By late spring I had lost 35-40 pounds and my bloodwork was showing improvements. Late July marked another 20 pounds off, I was off the blood thinners, my liver enzymes were back in the normal range, and iron levels were improving, but still on the low side. My last round of bloodwork this fall showed everything back within normal ranges. A dietary iron supplement is the only thing I’m taking at this point, and I’ll continue to monitor the iron levels going forward. I’ve lost 70 pounds from my heaviest point last year.
None of the scans and scopes and various other tests ever did reveal a smoking gun. As far as I can tell, I healed whatever was wrong by pulling my head out of my ass and re-adopting some proper diet and exercise.
Conversely, my doctor is baffled, and keeps telling me I’m a miracle case. As if completely changing my eating habits, giving up alcohol, dropping 70 pounds and getting back to a regular training schedule has little impact on the general function and well-being of the system. In defense of my doctor, our health care system isn’t exactly inundated with patients that are willing to make a serious effort to turn their health around. My appointments were at her office inside of a cancer treatment center. Each time I went in for a follow-up visit I would pass other patients standing outside the front door, smoking. The Self-Bullshit is a powerful drug, folks.
Look, I’m not saying that exercising and eating well all the time should be simple and easy. It’s obviously not, and I know that as well as anyone. Training consistently is hard. Practicing good nutrition is really hard. And don’t even get me started on tobacco and alcohol.
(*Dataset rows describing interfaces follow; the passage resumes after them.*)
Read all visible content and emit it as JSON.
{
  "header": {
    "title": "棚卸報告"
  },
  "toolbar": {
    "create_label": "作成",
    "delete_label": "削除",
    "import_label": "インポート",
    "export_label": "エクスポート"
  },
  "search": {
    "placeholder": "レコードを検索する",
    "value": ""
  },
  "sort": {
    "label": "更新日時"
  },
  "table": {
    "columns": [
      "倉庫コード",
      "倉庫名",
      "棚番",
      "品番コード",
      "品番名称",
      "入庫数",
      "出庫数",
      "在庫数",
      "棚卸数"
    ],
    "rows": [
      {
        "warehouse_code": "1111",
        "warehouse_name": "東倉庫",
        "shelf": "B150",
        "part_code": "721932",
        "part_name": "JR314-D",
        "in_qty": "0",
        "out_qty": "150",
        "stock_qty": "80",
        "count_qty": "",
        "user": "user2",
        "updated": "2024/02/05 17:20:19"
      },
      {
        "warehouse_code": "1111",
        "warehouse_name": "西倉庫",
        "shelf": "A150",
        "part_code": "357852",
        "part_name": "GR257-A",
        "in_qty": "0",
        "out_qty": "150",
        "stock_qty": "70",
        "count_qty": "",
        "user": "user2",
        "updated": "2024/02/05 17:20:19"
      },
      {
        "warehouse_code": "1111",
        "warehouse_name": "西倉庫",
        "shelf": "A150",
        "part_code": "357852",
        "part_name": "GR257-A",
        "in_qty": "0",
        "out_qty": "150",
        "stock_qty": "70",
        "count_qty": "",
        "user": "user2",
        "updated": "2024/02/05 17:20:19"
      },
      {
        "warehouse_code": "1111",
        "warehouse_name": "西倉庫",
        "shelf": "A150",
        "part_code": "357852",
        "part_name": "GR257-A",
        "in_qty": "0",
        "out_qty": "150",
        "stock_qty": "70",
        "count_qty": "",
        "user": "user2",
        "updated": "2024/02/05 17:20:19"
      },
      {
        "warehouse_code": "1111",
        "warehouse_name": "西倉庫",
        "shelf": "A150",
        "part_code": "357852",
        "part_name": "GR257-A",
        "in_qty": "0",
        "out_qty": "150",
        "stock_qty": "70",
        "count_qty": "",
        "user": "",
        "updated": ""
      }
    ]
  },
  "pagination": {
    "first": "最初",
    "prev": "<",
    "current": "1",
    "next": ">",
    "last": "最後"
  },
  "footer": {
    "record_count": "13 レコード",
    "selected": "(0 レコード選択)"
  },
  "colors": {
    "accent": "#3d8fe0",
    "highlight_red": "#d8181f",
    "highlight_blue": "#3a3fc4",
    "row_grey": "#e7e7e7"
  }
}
The point I want to make: If you’re adding to the difficulty of managing these issues by accepting your own excuses for why it’s ok to not be disciplined and make good choices, you’re setting yourself up for a big fall.
I keep coming back to a discussion with the first doctor I saw in the urgent care clinic. She was reviewing my vitals and looking at my leg and asking me some general questions about my recent health. At that point I was already pretty sure that I had a blood clot, and potentially something even worse. I was scared, and the weight of the situation hit me like a truth serum.
She noted that my blood pressure was high, and asked if that was a new issue. Hell, she even offered me an excuse by throwing out the idea of white coat syndrome. I could have bought into that, and easily added half a dozen excuses of my own as to what caused me to end up as a 300-plus pound, hypertensive, pre-diabetic, critically anemic man with a painful blood clot in his right leg. But I didn’t. Instead, I dropped the bullshit and laid it all out. I told her about how my crappy eating habits and lack of training had caused a significant amount of weight gain over the last two years, and doubly so over the last six to eight months. I told her how much I drank. I told her that I knew my blood pressure and blood glucose were both high. I told her about the chest pains and the shortness of breath. She gave a little laugh and looked up from her notes, “Wow, you’re pretty honest, huh?”
I replied, “I haven’t been up to this point, but now I’m getting there.”
Here's hoping that my story helps others get there as well.